“You promised Mom you’d always be there for me.”

Ry met his twin’s gaze head-on. “How about just for once, you let something be about me?”

HW looked down at his feet. “Do you need money? Can I pay you to stay?”

Ry marched over to the door. “Get out.”

“What the hell’s wrong now?”

“If that’s what you’ve become — if that’s how you think you keep a man’s loyalty, then go back to that bunch of losers you surround yourself with, and see what happens when you can’t pay them anymore.”

“Screw you.” HW walked out.

“Right back at you, bro,” Ry muttered under his breath, and then turned to survey his pile of boxes.

He’d said things he hadn’t meant to say out loud, and HW had … changed beyond recognition. His brother was still caught up in being a rising star, and the better he did, the more hangers-on he’d acquire. He didn’t need Ry. That was certain, but it still hurt.

They’d never spent more than a month apart in their entire lives, and now HW would be off competing in Texas next week, and Ry would be back on the ranch working with Roy. Unless HW followed through on his promise to attend Chase and January’s wedding in a couple of months, he might never see his twin again.

He couldn’t let himself think like that or he’d be chasing after his brother, begging to tag along for another few months. It was up to HW to get his shit together. He was not Ry’s responsibility.

“Yeah, right. Thanks for loading that on me, Mom.”

He checked all the drawers, picked up his hat, and propped open the bedroom door with his backpack. There was no sound of HW or his girlfriend in the apartment.
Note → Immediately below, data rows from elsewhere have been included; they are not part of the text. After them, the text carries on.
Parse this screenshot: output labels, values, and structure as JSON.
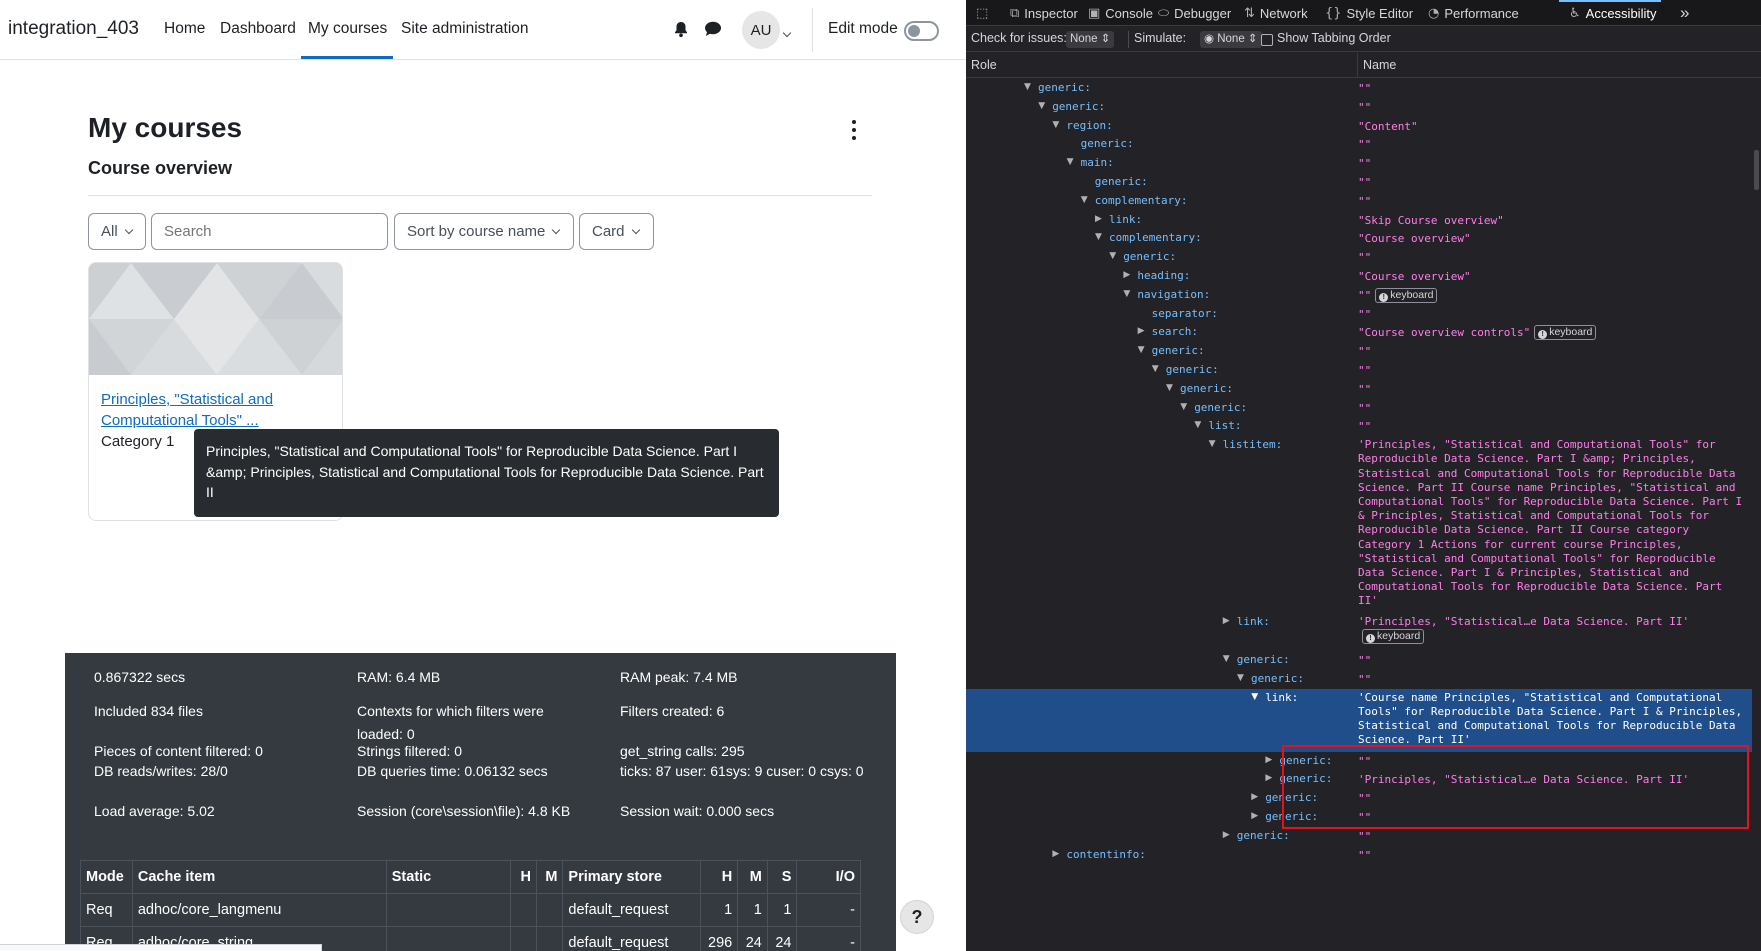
{
  "moodle": {
    "site_name": "integration_403",
    "nav": {
      "home": "Home",
      "dashboard": "Dashboard",
      "my_courses": "My courses",
      "site_admin": "Site administration"
    },
    "avatar_initials": "AU",
    "edit_mode_label": "Edit mode",
    "page_title": "My courses",
    "section_title": "Course overview",
    "filters": {
      "grouping": "All",
      "search_placeholder": "Search",
      "sort": "Sort by course name",
      "view": "Card"
    },
    "course_card": {
      "link_text": "Principles, \"Statistical and Computational Tools\" ...",
      "category": "Category 1"
    },
    "tooltip": " Principles, \"Statistical and Computational Tools\" for Reproducible Data Science. Part I &amp; Principles, Statistical and Computational Tools for Reproducible Data Science. Part II",
    "perf": {
      "items": [
        "0.867322 secs",
        "RAM: 6.4 MB",
        "RAM peak: 7.4 MB",
        "Included 834 files",
        "Contexts for which filters were loaded: 0",
        "Filters created: 6",
        "Pieces of content filtered: 0",
        "Strings filtered: 0",
        "get_string calls: 295",
        "DB reads/writes: 28/0",
        "DB queries time: 0.06132 secs",
        "ticks: 87 user: 61sys: 9 cuser: 0 csys: 0",
        "Load average: 5.02",
        "Session (core\\session\\file): 4.8 KB",
        "Session wait: 0.000 secs"
      ],
      "table_headers": [
        "Mode",
        "Cache item",
        "Static",
        "H",
        "M",
        "Primary store",
        "H",
        "M",
        "S",
        "I/O"
      ],
      "rows": [
        [
          "Req",
          "adhoc/core_langmenu",
          "",
          "",
          "",
          "default_request",
          "1",
          "1",
          "1",
          "-"
        ],
        [
          "Req",
          "adhoc/core_string",
          "",
          "",
          "",
          "default_request",
          "296",
          "24",
          "24",
          "-"
        ]
      ]
    },
    "help": "?"
  },
  "devtools": {
    "tabs": [
      "Inspector",
      "Console",
      "Debugger",
      "Network",
      "Style Editor",
      "Performance",
      "Accessibility"
    ],
    "tab_icons": {
      "Inspector": "⧉",
      "Console": "▣",
      "Debugger": "⬭",
      "Network": "⇅",
      "Style Editor": "{}",
      "Performance": "◔",
      "Accessibility": "♿"
    },
    "more": "»",
    "filter_bar": {
      "check_label": "Check for issues:",
      "check_value": "None",
      "simulate_label": "Simulate:",
      "simulate_value": "None",
      "tabbing": "Show Tabbing Order"
    },
    "columns": {
      "role": "Role",
      "name": "Name"
    },
    "keyboard_badge": "keyboard",
    "tree": [
      {
        "role": "generic:",
        "name": "\"\"",
        "depth": 0,
        "tw": "down"
      },
      {
        "role": "generic:",
        "name": "\"\"",
        "depth": 1,
        "tw": "down"
      },
      {
        "role": "region:",
        "name": "\"Content\"",
        "depth": 2,
        "tw": "down"
      },
      {
        "role": "generic:",
        "name": "\"\"",
        "depth": 3,
        "tw": ""
      },
      {
        "role": "main:",
        "name": "\"\"",
        "depth": 3,
        "tw": "down"
      },
      {
        "role": "generic:",
        "name": "\"\"",
        "depth": 4,
        "tw": ""
      },
      {
        "role": "complementary:",
        "name": "\"\"",
        "depth": 4,
        "tw": "down"
      },
      {
        "role": "link:",
        "name": "\"Skip Course overview\"",
        "depth": 5,
        "tw": "right"
      },
      {
        "role": "complementary:",
        "name": "\"Course overview\"",
        "depth": 5,
        "tw": "down"
      },
      {
        "role": "generic:",
        "name": "\"\"",
        "depth": 6,
        "tw": "down"
      },
      {
        "role": "heading:",
        "name": "\"Course overview\"",
        "depth": 7,
        "tw": "right"
      },
      {
        "role": "navigation:",
        "name": "\"\"",
        "depth": 7,
        "tw": "down",
        "kb": true
      },
      {
        "role": "separator:",
        "name": "\"\"",
        "depth": 8,
        "tw": ""
      },
      {
        "role": "search:",
        "name": "\"Course overview controls\"",
        "depth": 8,
        "tw": "right",
        "kb": true
      },
      {
        "role": "generic:",
        "name": "\"\"",
        "depth": 8,
        "tw": "down"
      },
      {
        "role": "generic:",
        "name": "\"\"",
        "depth": 9,
        "tw": "down"
      },
      {
        "role": "generic:",
        "name": "\"\"",
        "depth": 10,
        "tw": "down"
      },
      {
        "role": "generic:",
        "name": "\"\"",
        "depth": 11,
        "tw": "down"
      },
      {
        "role": "list:",
        "name": "\"\"",
        "depth": 12,
        "tw": "down"
      },
      {
        "role": "listitem:",
        "name": "'Principles, \"Statistical and Computational Tools\" for Reproducible Data Science. Part I &amp; Principles, Statistical and Computational Tools for Reproducible Data Science. Part II Course name Principles, \"Statistical and Computational Tools\" for Reproducible Data Science. Part I & Principles, Statistical and Computational Tools for Reproducible Data Science. Part II Course category Category 1 Actions for current course Principles, \"Statistical and Computational Tools\" for Reproducible Data Science. Part I & Principles, Statistical and Computational Tools for Reproducible Data Science. Part II'",
        "depth": 13,
        "tw": "down",
        "lines": 12
      },
      {
        "role": "link:",
        "name": "'Principles, \"Statistical…e Data Science. Part II'",
        "depth": 14,
        "tw": "right",
        "kb_below": true,
        "lines": 2
      },
      {
        "role": "generic:",
        "name": "\"\"",
        "depth": 14,
        "tw": "down"
      },
      {
        "role": "generic:",
        "name": "\"\"",
        "depth": 15,
        "tw": "down"
      },
      {
        "role": "link:",
        "name": "'Course name Principles, \"Statistical and Computational Tools\" for Reproducible Data Science. Part I & Principles, Statistical and Computational Tools for Reproducible Data Science. Part II'",
        "depth": 16,
        "tw": "down",
        "lines": 4,
        "selected": true
      },
      {
        "role": "generic:",
        "name": "\"\"",
        "depth": 17,
        "tw": "right"
      },
      {
        "role": "generic:",
        "name": "'Principles, \"Statistical…e Data Science. Part II'",
        "depth": 17,
        "tw": "right"
      },
      {
        "role": "generic:",
        "name": "\"\"",
        "depth": 16,
        "tw": "right"
      },
      {
        "role": "generic:",
        "name": "\"\"",
        "depth": 16,
        "tw": "right"
      },
      {
        "role": "generic:",
        "name": "\"\"",
        "depth": 14,
        "tw": "right"
      },
      {
        "role": "contentinfo:",
        "name": "\"\"",
        "depth": 2,
        "tw": "right"
      }
    ]
  }
}
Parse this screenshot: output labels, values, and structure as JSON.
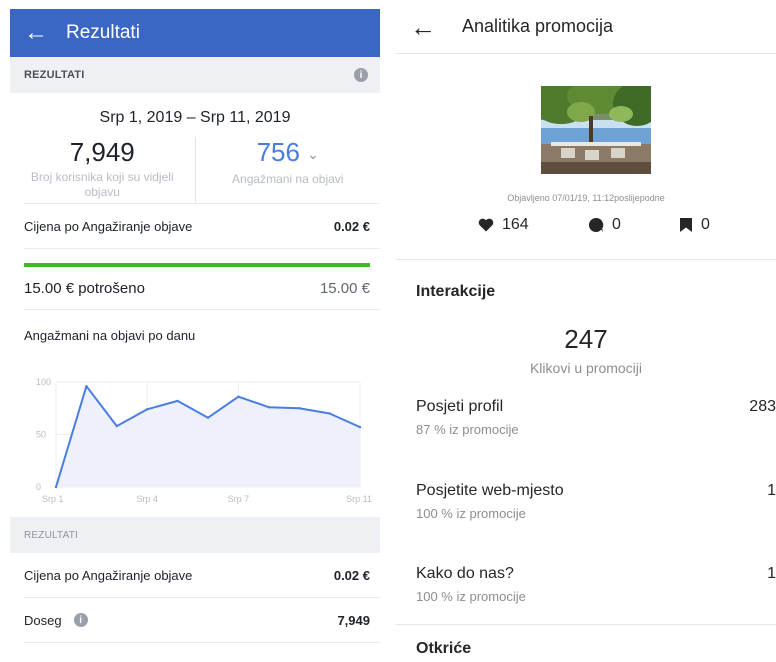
{
  "left": {
    "header": {
      "back_icon": "arrow-left-icon",
      "title": "Rezultati"
    },
    "section1_label": "REZULTATI",
    "date_range": "Srp 1, 2019 – Srp 11, 2019",
    "stat_reach": {
      "value": "7,949",
      "label": "Broj korisnika koji su vidjeli objavu"
    },
    "stat_engagement": {
      "value": "756",
      "label": "Angažmani na objavi"
    },
    "cost_row": {
      "label": "Cijena po Angažiranje objave",
      "value": "0.02 €"
    },
    "budget": {
      "spent_label": "15.00 € potrošeno",
      "total": "15.00 €",
      "progress": 1.0
    },
    "chart_title": "Angažmani na objavi po danu",
    "section2_label": "REZULTATI",
    "cost_row2": {
      "label": "Cijena po Angažiranje objave",
      "value": "0.02 €"
    },
    "doseg_row": {
      "label": "Doseg",
      "value": "7,949"
    },
    "accent": "#3b67c4",
    "progress_color": "#42b72a"
  },
  "chart_data": {
    "type": "area",
    "title": "Angažmani na objavi po danu",
    "x": [
      1,
      2,
      3,
      4,
      5,
      6,
      7,
      8,
      9,
      10,
      11
    ],
    "values": [
      0,
      96,
      58,
      74,
      82,
      66,
      86,
      76,
      75,
      70,
      57
    ],
    "x_tick_labels": [
      "Srp 1",
      "Srp 4",
      "Srp 7",
      "Srp 11"
    ],
    "x_tick_positions": [
      1,
      4,
      7,
      11
    ],
    "y_ticks": [
      0,
      50,
      100
    ],
    "ylim": [
      0,
      100
    ],
    "grid": true,
    "color": "#4a7de0",
    "fill": "#eef1fb"
  },
  "right": {
    "header": {
      "back_icon": "arrow-left-icon",
      "title": "Analitika promocija"
    },
    "posted": "Objavljeno 07/01/19, 11:12poslijepodne",
    "metrics": [
      {
        "icon": "heart-icon",
        "value": "164"
      },
      {
        "icon": "comment-icon",
        "value": "0"
      },
      {
        "icon": "bookmark-icon",
        "value": "0"
      }
    ],
    "interactions_title": "Interakcije",
    "clicks": {
      "value": "247",
      "label": "Klikovi u promociji"
    },
    "rows": [
      {
        "name": "Posjeti profil",
        "pct": "87 % iz promocije",
        "num": "283"
      },
      {
        "name": "Posjetite web-mjesto",
        "pct": "100 % iz promocije",
        "num": "1"
      },
      {
        "name": "Kako do nas?",
        "pct": "100 % iz promocije",
        "num": "1"
      }
    ],
    "discovery_title": "Otkriće"
  }
}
HW tended to storm out when he lost an argument, so there was no surprise there. He hadn’t even had a chance to tell his twin that their mom and baby sister might still be alive twenty years after disappearing from the ranch.

Ry picked up a stack of boxes, set off for the front door, leaving that ajar as well, and used his elbow to call the elevator. It wasn’t too busy in the complex during the day as most people worked, so he had no trouble getting the boxes and bags down to his truck.

On his last trip upstairs he paused in the kitchen to grab a couple of cold water bottles from the refrigerator, and contemplated the silence. Neither Lally nor HW had made any effort to clean up yet. They were probably too used to him doing it. Not anymore. He checked his room again, making sure he hadn’t forgotten anything, and then sat at the kitchen table to write HW a note.

Rent is paid until the end of the lease, which is up next month. I’ve contacted the leasing company about taking my name off, so I’m sure you’ll be hearing from them when you renegotiate.

Ry sat back and contemplated what to say next. He wasn’t going to drop the bombshell about their mom in a letter. That was something HW needed to hear in person. Ry still couldn’t believe it himself.

Good luck in the saddle bronc events, and hope you make it to the finals in Vegas. Call me when you get a chance — you know where I am. Ry

He anchored the note under the salt and pepper and slowly stood up. There was so much he wanted to say, and so little his twin currently wanted to hear … He had to remember that inside HW there was a good, kind, and amazing guy — the guy he’d grown up with and loved with all his heart. Someday that HW would resurface, Ry had to believe that.

He unhooked the front-door key from his chain, laid it on top of the letter, and walked out, his throat tight and his emotions all over the place. Part of him felt like he was abandoning his twin, but the rest of him?

Suddenly felt free.